You Don’t Have Memories to Look Back on Today


Jake Christie
Published in
3 min readFeb 22, 2016


You didn’t go to that concert that you wanted to check out. Instead, you went to a party where your friend said you would get “100%” laid, “guaranteed.”

You got 0% laid. You went home and watched an episode of something on Netflix at 4 am.


Your mother invited you out to brunch, but you told her you were “too tired.” You were not too tired; you just didn’t want to explain to your mom, again, that being single is a choice, not a condition.

Whatever you did instead — probably involving some combination of Hot Pockets, situation comedy reruns, and masturbation (though not necessarily concurrently) — is lost to the winds of time.


A bear in the Alaskan wilderness has recently given birth to three cubs.

It was a hard year; there were fewer salmon in the rivers than there were in years past, and harsh weather meant fewer berries in the fall. She is gaunt, skinny—the fur hangs on her like an oversized hand-me-down parka. All of her energy, now, goes to her cubs. Her milk is the only thing that is keeping them alive, and it has to last until spring. She will emerge as soon as she can, hoping to find a deer that fell victim to the cold during the winter, so she can replenish her body and feed her cubs enough to survive.
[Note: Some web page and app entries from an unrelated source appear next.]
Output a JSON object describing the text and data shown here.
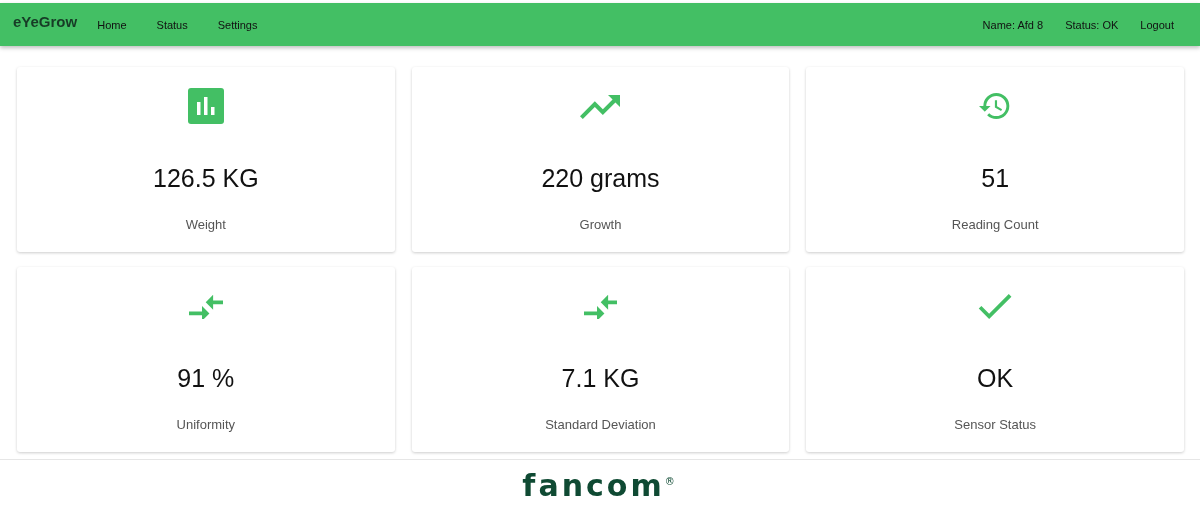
{
  "navbar": {
    "brand": "eYeGrow",
    "links": [
      "Home",
      "Status",
      "Settings"
    ],
    "user": "Name: Afd 8",
    "status": "Status: OK",
    "logout": "Logout"
  },
  "cards": [
    {
      "kind": "bar-chart",
      "value": "126.5 KG",
      "label": "Weight"
    },
    {
      "kind": "trending-up",
      "value": "220 grams",
      "label": "Growth"
    },
    {
      "kind": "history",
      "value": "51",
      "label": "Reading Count"
    },
    {
      "kind": "compare-arrows",
      "value": "91 %",
      "label": "Uniformity"
    },
    {
      "kind": "compare-arrows",
      "value": "7.1 KG",
      "label": "Standard Deviation"
    },
    {
      "kind": "check",
      "value": "OK",
      "label": "Sensor Status"
    }
  ],
  "footer": {
    "logo": "fancom$^{®}$"
  }
}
For now, huddled in her den with her three tiny, still-blind offspring, she can only take things one day at a time. Sleep. Conserve her energy. Keep them alive.

You don’t remember what you did.


People in China who never created Facebook accounts figured out how to make the moldboard iron plough.

13,000,000,000,000 YEARS AGO TODAY

Mostly space.

You can’t remember what was happening, exactly, because you weren’t there. And it would be great to know—there’s a little FOMO—but you don’t, and that’s okay.

It was — and still is—mostly space. You’ll be fine.